This is a line you won’t hear from me again in this column, I promise, but I can’t wait to see what pans out when Leyton Orient host York City in League 2 on Saturday afternoon. It’s the game of the weekend.
Why? Well, since losing 3-1 at Hartlepool last Sunday, the players and coaching staff have been forced (yes, I do mean forced) by the club’s colourful Italian owner Francesco Becchetti to live together in an Essex hotel.
The O’s chief asked the coach driver to take them straight to the £100 a night Waltham Abbey Marriott en route back from the north east last weekend, where everyone was informed that it was to be their home until after the next match.
I’ve never heard anything like it.
It’s not quite a lock and key situation. I understand the players are free to come and go as they please when there’s spare time in the afternoons, but they wake up there, they eat there, and they sleep there. Bussed to and from the training ground, the team is boarding full time at this establishment just off the M25.
And I think it’s a disgrace.
There are those who’ll say this isn’t abnormal for footballers overseas, and they’re almost right. In Italy for example, teams often sleep at the training ground and spend two or three nights away together in isolation before a match.
Culturally, they accept it as part of the job. I don’t have an issue with that.
The difference here – and this is a critical contradiction to understand – is that those ‘boot camps’ are all planned well in advance. They are work schedules put into the players’ diaries, long before they happen.
They are not spontaneous acts of punishment.
To spring this on Leyton Orient’s first team squad (and more importantly their families) is nothing short of diabolical on Becchetti’s part.
As owner of the club does he actually believe the players are his own personal property too?
It’s a pertinent question to answer. Does he even have a right to think that way?
Some fans may believe he does, and football is no ordinary profession so I understand there are blurred lines. But the answer should be no. To change a person’s living arrangements, just like that, with no choice but to go along with it, goes way beyond the pale.

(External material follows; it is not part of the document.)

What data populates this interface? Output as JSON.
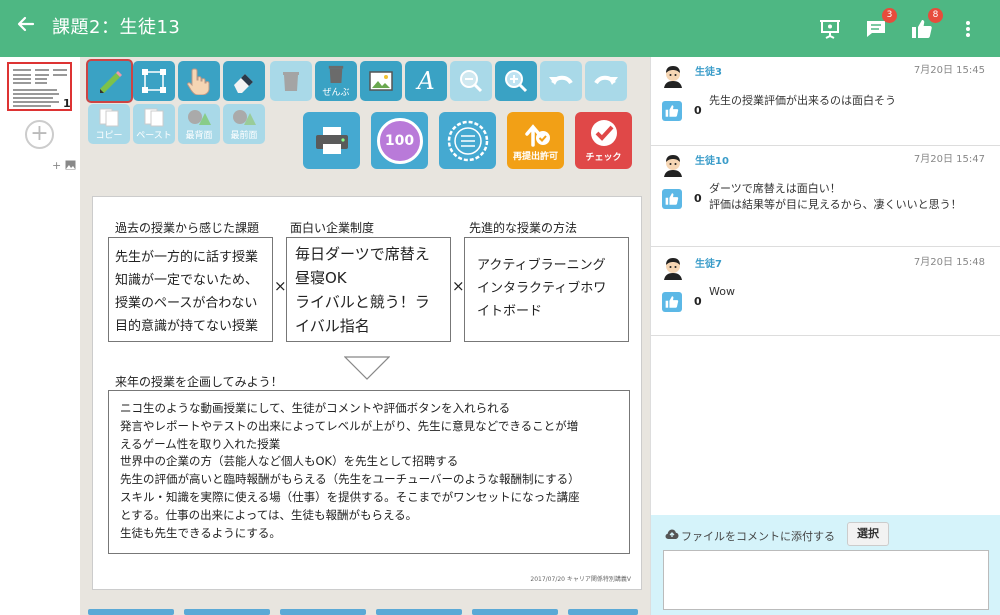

I’m sure that some (certainly not all) of Leyton Orient’s players are paid very well, but we’re not talking about millionaires here. They aren’t paid enough to drop their entire lives at the whim of their boss.
Many of them will have important family responsibilities to undertake each day, such as taking the kids to and from school, babysitting, or cooking meals. Needing two incomes, they won’t all have stay-at-home partners to pick up the slack.
Just like you and me, Orient’s ‘cooped-up 24’ will have important jobs to do, errands to run, places to be.
Making desperate rearrangements will have put an awful lot of noses out of joint. People who have had nothing to do with Leyton Orient’s form will have suffered, not least the children and partners that are missing their loved ones.
What right does Mr Becchetti have to inflict those problems on others?
Manager Ian Hendon did his best to explain the positives on radio this morning, but when asked how his wife felt, he couldn’t lie. She wasn’t at all happy, he confessed.
All the others will be getting it in the neck from their other halves too, and as a consequence resentment will be rife inside the dressing room. Stress will be building.
There are advantages too, I guess. Spending so much time with one another can help with ‘bonding’ (although it can easily go the other way) and free from outside distractions the squad are perhaps better equipped to concentrate on the job in hand; Saturday’s game at home to York.
None of that compensates for the domestic issues created.
How will they perform on Saturday? I see it as a bit of a no-win situation.
Should Leyton Orient win, Becchetti may see it as a vindication of his methods, and try to implement a regular arrangement.
If they lose, there’s every chance the players will feel his wrath in a different way.
I think the Italian is totally out of order. If you want the squad to spend a week together in a hotel, that’s fine, just give them a bit of notice.
Football clubs employ their players. They don’t own their entire lives. Do they?